We provide schools with a means of doing this analysis and building their own models.   One advantage is that the knowledge is always captured internally.  But the biggest advantage is the ability for institutions to be able to ask questions of their data and answer them on the fly. 

As far as other software products that are being used in higher ed, we’re very different from tools like SAS or SPSS in that the users don’t need to be programmers or statisticians to build models using our tools.  I think if you ask the question of our customers you’d find that one of our biggest differentiators from these types of products is our customer support.  Our analysts are available to help our clients with any questions as they build models, analyze data, or create reports.  Whether the questions pertain to using our technology or about interpreting the results, we are always available to help.  We want to ensure that our customers grow their own analytic sustainability.

...click here for Part Two, where Mike shares more about predictive modeling in higher education. 

Monday, January 7, 2013

Thoughts from a Registrar

Dan Wilson, Registrar at Muskingum University, recently talked with us  about some of the reports he's been working on, how he's using Veera, and his upcoming webinar
CG - What types of reports are usually on your plate?

DW - Some of the reports I'll be talking about in the webinar include:

  • historical registrations by date,
  • historical majors by semester,
  • number of students still needing to take specific general education courses, 
  • graduation persistence by major, 
  • retention rates by various factors, and
  • DWF (drop/withdraw/fail) rates by course.
I have one report for each of these and I make minor adjustments to it each time a new question is asked. 

CG - How has Veera helped with your reporting?

DW - It's helped me develop complex reports that would have taken me 4-6 hours each to get all the data, build, and run.

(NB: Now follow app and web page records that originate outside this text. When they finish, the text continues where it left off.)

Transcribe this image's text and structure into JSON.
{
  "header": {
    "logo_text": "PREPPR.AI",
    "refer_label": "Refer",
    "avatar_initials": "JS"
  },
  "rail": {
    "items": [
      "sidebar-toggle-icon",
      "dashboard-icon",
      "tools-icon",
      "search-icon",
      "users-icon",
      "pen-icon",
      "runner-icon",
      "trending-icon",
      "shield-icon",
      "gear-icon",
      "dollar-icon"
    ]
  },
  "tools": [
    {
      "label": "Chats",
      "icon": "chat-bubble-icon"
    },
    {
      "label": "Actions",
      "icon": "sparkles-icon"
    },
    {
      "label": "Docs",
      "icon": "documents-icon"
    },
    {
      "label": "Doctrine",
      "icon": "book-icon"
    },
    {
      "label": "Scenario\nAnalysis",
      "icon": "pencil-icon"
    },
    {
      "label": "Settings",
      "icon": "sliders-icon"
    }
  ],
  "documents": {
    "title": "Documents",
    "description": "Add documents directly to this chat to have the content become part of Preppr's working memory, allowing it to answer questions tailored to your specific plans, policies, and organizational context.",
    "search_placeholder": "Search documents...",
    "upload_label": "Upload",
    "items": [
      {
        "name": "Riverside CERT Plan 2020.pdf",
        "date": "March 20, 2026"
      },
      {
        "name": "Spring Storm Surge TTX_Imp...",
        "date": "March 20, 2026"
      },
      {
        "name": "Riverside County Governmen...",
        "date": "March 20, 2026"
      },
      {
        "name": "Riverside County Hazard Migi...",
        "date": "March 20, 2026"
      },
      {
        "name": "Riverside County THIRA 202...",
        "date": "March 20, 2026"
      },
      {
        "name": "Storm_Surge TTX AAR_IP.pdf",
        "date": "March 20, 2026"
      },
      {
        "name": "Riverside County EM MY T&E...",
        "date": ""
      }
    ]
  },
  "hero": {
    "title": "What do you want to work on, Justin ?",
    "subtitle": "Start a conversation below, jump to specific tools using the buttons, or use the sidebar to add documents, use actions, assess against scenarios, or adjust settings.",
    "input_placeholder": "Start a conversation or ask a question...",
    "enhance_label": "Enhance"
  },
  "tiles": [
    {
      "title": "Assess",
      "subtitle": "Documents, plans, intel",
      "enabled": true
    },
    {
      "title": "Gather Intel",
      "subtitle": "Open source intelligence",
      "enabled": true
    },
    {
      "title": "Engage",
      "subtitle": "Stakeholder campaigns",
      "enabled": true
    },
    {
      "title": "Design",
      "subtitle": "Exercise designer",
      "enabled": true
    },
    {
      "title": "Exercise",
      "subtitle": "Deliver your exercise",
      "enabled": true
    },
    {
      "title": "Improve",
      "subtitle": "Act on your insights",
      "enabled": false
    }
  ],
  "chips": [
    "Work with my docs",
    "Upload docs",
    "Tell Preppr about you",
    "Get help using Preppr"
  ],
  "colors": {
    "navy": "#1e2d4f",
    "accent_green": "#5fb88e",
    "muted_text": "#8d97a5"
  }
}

Now I pull up a report and run it in about a minute. It's especially useful for complicated and repetitious reports. 

All of the reports I've mentioned have been automated in Veera. Everything that I can, I automate. I anticipate that people might be asking for DWF rate for the first year students, or by division, or by course, or by phase of the moon. Veera is good at pulling that data together and allowing me to tweak it and make adjustments as needed. I usually choose to work with Veera when I think I'll see a lot of revisions, need to do some digging around, or can see similar questions being framed differently. 

The year-over-year registrations by date report was one of the first I created using Veera. It's proven to be one of the most valuable to our administration in helping improve our retention rates. It literally takes two minutes to run - it actually takes longer to download the data file than it does to run the report in Veera.

CG - What do you hope attendees will take away from your webinar?

DW - I hope each person will find something that is a spark moment for them. Some people need exposure to Veera and to see what it can do. For users, I'm hoping to spark a brainstorm on how and why to use Veera - as the way to achieve what they need faster and easier. 

CG- Anything else you'd like to add?

DW - Anyone who knows what a small college registrar does will understand that I wear many, many hats. Though I'm not an institutional researcher, some of the work that I do is borderline IR. Typically I'm asked a question and need to get someone the answer quickly. That's what I use Veera for the most. 

For more information or to register for Dan's upcoming webinar, Digging Deep into Data: How a Small University's Registrar Develops Complex and Repeatable Mission-Critical reports, click here